# [Exercise brief]
Read the listing and extract each line that includes the word "Education".

# [Input data]

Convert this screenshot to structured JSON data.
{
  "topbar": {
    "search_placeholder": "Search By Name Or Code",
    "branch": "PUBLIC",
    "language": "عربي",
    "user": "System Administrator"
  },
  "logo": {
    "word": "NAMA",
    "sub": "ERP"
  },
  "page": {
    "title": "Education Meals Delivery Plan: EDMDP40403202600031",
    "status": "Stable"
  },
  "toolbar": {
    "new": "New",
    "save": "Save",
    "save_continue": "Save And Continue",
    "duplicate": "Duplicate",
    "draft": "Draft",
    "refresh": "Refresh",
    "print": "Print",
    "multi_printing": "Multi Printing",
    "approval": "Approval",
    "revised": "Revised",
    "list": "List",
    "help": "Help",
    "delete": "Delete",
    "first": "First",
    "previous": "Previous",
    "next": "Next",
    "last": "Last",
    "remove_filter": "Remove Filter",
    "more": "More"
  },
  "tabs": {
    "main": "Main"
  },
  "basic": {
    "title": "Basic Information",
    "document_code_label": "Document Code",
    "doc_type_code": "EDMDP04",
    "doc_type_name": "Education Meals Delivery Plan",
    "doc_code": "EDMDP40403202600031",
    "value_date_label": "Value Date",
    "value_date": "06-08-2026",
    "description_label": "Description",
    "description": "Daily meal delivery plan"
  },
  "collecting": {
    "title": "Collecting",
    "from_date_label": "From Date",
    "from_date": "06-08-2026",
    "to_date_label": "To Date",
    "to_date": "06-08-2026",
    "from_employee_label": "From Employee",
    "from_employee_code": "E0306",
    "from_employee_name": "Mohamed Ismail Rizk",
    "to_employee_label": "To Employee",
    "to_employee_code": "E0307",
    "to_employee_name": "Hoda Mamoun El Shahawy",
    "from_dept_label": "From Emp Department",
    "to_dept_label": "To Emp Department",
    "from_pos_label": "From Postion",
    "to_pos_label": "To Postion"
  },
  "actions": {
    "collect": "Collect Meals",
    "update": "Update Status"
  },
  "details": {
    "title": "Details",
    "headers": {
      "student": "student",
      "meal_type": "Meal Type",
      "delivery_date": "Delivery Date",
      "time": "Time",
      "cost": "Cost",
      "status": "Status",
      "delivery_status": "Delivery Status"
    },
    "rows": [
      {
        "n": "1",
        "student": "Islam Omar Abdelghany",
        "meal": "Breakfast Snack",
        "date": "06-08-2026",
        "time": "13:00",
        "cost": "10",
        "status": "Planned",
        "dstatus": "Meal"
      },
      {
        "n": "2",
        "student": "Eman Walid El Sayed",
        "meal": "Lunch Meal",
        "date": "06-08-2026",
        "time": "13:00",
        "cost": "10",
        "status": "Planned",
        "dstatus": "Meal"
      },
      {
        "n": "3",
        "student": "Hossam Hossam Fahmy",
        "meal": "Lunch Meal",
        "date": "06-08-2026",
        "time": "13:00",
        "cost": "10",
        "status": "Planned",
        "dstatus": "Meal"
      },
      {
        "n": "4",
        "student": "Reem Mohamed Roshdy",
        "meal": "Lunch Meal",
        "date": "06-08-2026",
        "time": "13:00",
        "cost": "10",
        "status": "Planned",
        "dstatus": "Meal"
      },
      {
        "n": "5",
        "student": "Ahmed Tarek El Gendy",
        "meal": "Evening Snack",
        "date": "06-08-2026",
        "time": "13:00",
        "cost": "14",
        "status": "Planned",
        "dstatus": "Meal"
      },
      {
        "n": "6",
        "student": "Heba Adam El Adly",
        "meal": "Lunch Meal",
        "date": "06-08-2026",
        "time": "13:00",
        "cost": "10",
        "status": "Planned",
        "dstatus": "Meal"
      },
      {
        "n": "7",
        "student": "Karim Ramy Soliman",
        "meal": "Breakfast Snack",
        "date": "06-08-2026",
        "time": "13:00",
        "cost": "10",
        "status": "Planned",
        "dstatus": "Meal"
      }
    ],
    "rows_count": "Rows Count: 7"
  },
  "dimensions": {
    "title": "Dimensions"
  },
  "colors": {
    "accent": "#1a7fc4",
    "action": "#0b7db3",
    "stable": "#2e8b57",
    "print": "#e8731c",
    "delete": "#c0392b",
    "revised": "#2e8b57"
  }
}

# [Answer box]
    "title": "Education Meals Delivery Plan: EDMDP40403202600031",
    "doc_type_name": "Education Meals Delivery Plan",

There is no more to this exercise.